But I, man of a certain age, lay in this bunkbed, listening to the sounds of straight hooliganism happening throughout this desert mansion for the entirety of this very long night.
At 8:00 AM I got a text from Skylar. "Emma told me you are sleeping on a bunkbed and I'm worried about whether our marriage is going to survive this weekend."
Understanding that I still have two days of this, I decided first thing this morning that it would be in absolutely everyone's best interest for me to make a different plan for my accommodations. So I texted my friend Jeff, whom I knew in law school and who lives in Colorado City, to beg him to turn his house into a hotel for me.
Jeff immediately welcomed me. Emma seemed relieved that I had made a new plan (and I'm glad that she can just hang out with her friends without worrying about whether I'm ok).
So I packed my gay ass black leather Coach bags (yes, plural) and walk-of-shamed through the common area, littered with now-drowsy straight people who hadn't even finished wondering who the hell I am and were now having to wonder where the hell I was going.
It was the most I've ever related to Meredith/Vicky from The Parent Trap when she realizes she's too prissy for camping or motherhood.
I shall return tomorrow, a rested man, to attend a wedding of people who still aren't totally sure why I'm there instead of a much more fun Skylar.
P.S. Skylar reports his mom seems to be doing well and he is relieved.
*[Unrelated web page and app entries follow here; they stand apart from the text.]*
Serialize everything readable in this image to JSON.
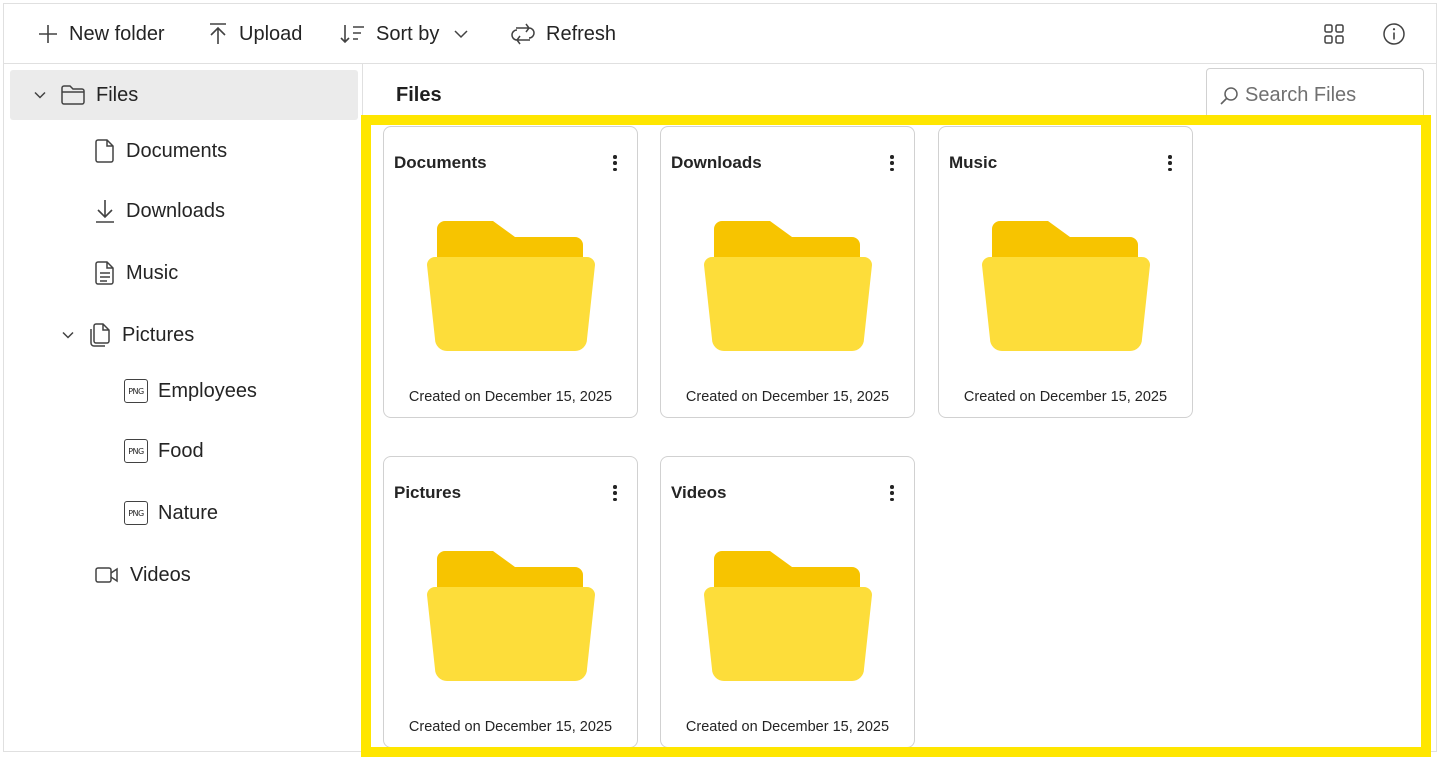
{
  "toolbar": {
    "new_folder": "New folder",
    "upload": "Upload",
    "sort_by": "Sort by",
    "refresh": "Refresh"
  },
  "sidebar": {
    "root": "Files",
    "items": [
      {
        "label": "Documents",
        "icon": "document-icon"
      },
      {
        "label": "Downloads",
        "icon": "download-icon"
      },
      {
        "label": "Music",
        "icon": "document-text-icon"
      },
      {
        "label": "Pictures",
        "icon": "documents-icon"
      },
      {
        "label": "Employees",
        "icon": "png-file-icon"
      },
      {
        "label": "Food",
        "icon": "png-file-icon"
      },
      {
        "label": "Nature",
        "icon": "png-file-icon"
      },
      {
        "label": "Videos",
        "icon": "video-icon"
      }
    ],
    "png_badge": "PNG"
  },
  "main": {
    "title": "Files",
    "search_placeholder": "Search Files",
    "cards": [
      {
        "name": "Documents",
        "date": "Created on December 15, 2025"
      },
      {
        "name": "Downloads",
        "date": "Created on December 15, 2025"
      },
      {
        "name": "Music",
        "date": "Created on December 15, 2025"
      },
      {
        "name": "Pictures",
        "date": "Created on December 15, 2025"
      },
      {
        "name": "Videos",
        "date": "Created on December 15, 2025"
      }
    ]
  },
  "colors": {
    "highlight": "#ffe600",
    "folder_back": "#f7c400",
    "folder_front": "#fddd3a",
    "selected_bg": "#ebebeb"
  }
}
They are currently gossiping on the couch together and painting their umbilical cord.
~It Just Gets Stranger